Our project started with an interesting question.
How do we improve student experience and quality in relation to assessments?
The question sounds simple but in reality, the answer is much more complex. A perfect challenge for academics and one which has required innovative educational thinking across many schools.
As a background to this work, a number of schools have been using video and multimedia technology for education and members of staff do discuss and share their experiences and practices whenever it is possible to do so. The team involved in this project are members of staff who use, or are happy to use new technologies and who are actively interested in engaging with innovation. Each member of the team has brought experience and innovation to this project.
The project looks at using video for assessment in four main areas:
- to explain assessments and assessment criteria to students
- to calibrate staff delivering assessments (so that students receive a consistent experience of assessment)
- to develop stimuli for assessment across multiple disciplines (using video to develop the assessment of interdisciplinary knowledge and skills)
- to develop the use of video (and more specifically criteria for video) as alternative submissions for assessments)
The purpose is to innovate and improve student experiences by working together across our respective schools, learning from each other.
This is a relatively challenging project as it requires all of our team to work together in different ways. This is not always easy with our respective teaching and assessment schedules, but this is part of the point and it is becoming increasingly clear that we have a great deal to learn from one another.
As an example:
In dentistry, we have been using video to help our students develop for a number of years. Most recently, we created mock viva videos (good and bad performances). Our students were given the opportunity to watch the videos and act as “examiners” using the assessment criteria online. We found that our students really valued this experience, with many reporting that they felt more confident and less anxious about the assessment because of the videos. We have also used videos to calibrate our examiners for assessments, again with positive feedback. As such we felt we had a great deal to share but, our discussions with our colleagues have shown us that we have plenty to learn too.
The plan is to build on this, using what we have learned and the experiences of our colleagues to create videos to enhance student experience and assessment quality in this way.
So what have we learned so far?
The process of selecting an assessment where video may help and then developing videos to enhance experiences is one that involves looking at assessments and topics from multiple angles. For those delivering the assessment, it can provide an incisive view of each of the steps involved. raises questions about how we develop and deliver our assessments. Questions such as: “What does a good performance really look like?”, “Where is the border of pass and fail?”. These questions are useful for improving quality and consistency.

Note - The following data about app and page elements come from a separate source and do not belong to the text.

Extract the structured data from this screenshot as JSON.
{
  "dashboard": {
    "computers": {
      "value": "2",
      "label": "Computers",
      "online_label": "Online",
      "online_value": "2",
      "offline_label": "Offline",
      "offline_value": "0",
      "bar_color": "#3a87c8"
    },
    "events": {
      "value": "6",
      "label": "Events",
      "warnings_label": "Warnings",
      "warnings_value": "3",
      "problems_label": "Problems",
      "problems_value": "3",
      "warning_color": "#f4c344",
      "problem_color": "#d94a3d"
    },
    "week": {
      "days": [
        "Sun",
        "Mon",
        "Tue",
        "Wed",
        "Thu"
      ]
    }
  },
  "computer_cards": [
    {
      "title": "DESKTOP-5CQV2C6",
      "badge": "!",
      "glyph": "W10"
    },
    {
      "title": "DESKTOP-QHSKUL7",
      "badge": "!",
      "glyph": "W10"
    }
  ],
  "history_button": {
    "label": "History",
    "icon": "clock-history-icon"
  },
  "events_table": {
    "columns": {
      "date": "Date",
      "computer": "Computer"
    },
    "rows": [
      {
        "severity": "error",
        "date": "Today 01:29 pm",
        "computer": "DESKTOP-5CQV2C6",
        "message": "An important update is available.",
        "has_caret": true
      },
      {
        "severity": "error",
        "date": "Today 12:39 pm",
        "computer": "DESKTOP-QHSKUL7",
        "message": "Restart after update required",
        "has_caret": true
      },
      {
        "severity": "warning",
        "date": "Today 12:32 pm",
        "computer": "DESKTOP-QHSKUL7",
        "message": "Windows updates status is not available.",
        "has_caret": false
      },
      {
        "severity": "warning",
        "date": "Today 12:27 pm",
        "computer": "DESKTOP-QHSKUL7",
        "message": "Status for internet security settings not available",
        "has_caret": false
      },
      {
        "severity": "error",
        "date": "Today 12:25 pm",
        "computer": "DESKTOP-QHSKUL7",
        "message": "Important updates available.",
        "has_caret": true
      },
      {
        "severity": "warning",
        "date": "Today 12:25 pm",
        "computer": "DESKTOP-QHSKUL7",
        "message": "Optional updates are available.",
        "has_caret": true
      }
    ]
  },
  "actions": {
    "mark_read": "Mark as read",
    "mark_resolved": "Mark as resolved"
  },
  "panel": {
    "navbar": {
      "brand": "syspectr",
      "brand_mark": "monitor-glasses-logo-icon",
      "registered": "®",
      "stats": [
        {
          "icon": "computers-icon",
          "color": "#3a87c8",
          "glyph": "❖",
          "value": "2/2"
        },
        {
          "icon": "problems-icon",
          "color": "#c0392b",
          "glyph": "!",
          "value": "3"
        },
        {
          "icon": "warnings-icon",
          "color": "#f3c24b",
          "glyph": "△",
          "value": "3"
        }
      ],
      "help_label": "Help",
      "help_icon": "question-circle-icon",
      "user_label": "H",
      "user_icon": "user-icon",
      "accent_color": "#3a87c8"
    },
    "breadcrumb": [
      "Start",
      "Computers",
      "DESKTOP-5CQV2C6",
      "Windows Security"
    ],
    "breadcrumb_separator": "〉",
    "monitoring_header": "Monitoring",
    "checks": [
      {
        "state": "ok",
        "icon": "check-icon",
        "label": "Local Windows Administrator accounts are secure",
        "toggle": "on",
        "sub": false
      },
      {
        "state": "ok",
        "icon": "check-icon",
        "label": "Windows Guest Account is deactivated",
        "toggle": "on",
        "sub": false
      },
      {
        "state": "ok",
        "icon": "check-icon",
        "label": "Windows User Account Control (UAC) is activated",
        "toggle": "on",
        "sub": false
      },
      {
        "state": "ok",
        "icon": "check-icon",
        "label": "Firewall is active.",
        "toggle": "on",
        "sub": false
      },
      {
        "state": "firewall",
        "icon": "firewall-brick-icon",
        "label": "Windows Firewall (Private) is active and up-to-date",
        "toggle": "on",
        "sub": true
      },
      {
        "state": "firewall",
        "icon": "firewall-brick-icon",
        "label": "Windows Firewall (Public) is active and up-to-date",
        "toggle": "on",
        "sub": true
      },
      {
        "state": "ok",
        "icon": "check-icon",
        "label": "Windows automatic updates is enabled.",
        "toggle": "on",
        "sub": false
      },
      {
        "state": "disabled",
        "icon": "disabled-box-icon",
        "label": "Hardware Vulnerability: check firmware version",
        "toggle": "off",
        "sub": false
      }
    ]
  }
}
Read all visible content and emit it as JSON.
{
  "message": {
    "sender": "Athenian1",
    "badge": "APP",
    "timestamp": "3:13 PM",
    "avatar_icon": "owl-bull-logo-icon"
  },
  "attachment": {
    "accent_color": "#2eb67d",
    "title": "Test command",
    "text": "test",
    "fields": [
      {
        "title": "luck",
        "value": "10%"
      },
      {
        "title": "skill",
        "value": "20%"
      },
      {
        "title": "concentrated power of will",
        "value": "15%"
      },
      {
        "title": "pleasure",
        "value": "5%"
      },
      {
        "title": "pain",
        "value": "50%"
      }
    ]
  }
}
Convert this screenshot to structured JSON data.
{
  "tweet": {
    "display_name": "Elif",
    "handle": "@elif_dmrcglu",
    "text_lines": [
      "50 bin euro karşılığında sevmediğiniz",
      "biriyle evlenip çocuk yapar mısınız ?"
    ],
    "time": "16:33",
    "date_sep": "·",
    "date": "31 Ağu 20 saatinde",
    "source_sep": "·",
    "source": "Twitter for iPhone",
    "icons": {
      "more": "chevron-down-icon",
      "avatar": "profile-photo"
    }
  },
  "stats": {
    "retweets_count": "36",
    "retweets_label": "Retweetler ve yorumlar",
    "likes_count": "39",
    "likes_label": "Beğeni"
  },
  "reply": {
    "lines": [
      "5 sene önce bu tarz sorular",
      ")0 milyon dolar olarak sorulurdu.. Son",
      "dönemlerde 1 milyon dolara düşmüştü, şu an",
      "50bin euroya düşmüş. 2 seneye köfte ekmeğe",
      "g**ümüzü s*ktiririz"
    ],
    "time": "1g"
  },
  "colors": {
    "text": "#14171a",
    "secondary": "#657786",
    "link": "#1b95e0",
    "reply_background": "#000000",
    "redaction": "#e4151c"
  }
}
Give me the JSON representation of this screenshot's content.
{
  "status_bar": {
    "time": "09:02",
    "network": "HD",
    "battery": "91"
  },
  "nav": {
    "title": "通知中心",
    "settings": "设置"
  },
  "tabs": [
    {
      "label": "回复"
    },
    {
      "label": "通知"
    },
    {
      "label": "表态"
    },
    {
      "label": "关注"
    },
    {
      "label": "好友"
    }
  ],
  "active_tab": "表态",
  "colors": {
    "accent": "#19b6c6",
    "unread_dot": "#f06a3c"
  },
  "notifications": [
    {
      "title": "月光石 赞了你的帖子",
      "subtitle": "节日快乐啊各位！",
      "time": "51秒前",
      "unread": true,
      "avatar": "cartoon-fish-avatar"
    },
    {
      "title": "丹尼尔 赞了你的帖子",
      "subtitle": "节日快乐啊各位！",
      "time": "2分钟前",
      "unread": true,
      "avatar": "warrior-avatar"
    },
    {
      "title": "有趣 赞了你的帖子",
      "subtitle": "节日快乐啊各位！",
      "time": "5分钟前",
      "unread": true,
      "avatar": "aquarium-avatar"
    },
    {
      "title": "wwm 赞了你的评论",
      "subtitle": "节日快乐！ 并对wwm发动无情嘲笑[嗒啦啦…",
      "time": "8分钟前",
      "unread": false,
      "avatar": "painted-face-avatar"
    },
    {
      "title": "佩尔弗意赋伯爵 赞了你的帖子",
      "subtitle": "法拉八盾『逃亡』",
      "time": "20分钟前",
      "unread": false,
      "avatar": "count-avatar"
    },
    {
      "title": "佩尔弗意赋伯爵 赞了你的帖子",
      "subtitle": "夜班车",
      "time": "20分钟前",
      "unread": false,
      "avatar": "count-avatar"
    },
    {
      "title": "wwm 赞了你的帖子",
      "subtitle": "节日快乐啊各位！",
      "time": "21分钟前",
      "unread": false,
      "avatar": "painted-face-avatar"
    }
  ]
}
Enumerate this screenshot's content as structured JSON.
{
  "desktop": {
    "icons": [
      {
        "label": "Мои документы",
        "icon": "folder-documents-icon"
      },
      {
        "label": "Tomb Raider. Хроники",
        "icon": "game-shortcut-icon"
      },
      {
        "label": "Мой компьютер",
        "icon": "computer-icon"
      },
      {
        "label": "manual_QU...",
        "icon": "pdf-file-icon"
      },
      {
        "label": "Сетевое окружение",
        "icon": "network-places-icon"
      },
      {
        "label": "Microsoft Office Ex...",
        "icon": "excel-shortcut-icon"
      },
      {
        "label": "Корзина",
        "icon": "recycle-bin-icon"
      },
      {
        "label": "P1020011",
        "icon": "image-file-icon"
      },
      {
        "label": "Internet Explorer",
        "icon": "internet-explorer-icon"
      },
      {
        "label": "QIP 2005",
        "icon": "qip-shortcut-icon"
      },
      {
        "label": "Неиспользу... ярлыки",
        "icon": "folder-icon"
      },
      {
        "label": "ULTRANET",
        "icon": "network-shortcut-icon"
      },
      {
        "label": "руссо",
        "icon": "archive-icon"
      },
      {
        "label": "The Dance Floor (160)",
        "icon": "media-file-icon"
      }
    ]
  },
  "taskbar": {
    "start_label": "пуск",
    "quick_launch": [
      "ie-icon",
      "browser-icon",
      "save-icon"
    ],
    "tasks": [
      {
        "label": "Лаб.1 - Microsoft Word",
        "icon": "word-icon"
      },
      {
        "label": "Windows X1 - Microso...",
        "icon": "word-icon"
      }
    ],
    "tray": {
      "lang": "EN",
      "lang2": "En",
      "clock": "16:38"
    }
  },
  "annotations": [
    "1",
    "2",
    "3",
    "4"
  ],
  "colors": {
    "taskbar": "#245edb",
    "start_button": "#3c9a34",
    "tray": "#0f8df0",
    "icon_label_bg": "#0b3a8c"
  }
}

We have been actively looking at topics and assessments to see what we have in common. This seems to remove many barriers to progression and moving forward. This process has also generated a lot of questions and conversations about “so how do you do?…”. In other words, this process has driven conversation, innovation and joint-working between many disciplines.
More than anything, we have learned that we have much more in common than we had originally thought and there are many more opportunities for working together than we could have imagined. We share a common goal, which is to enhance student experience and we look forward to sharing our work with you.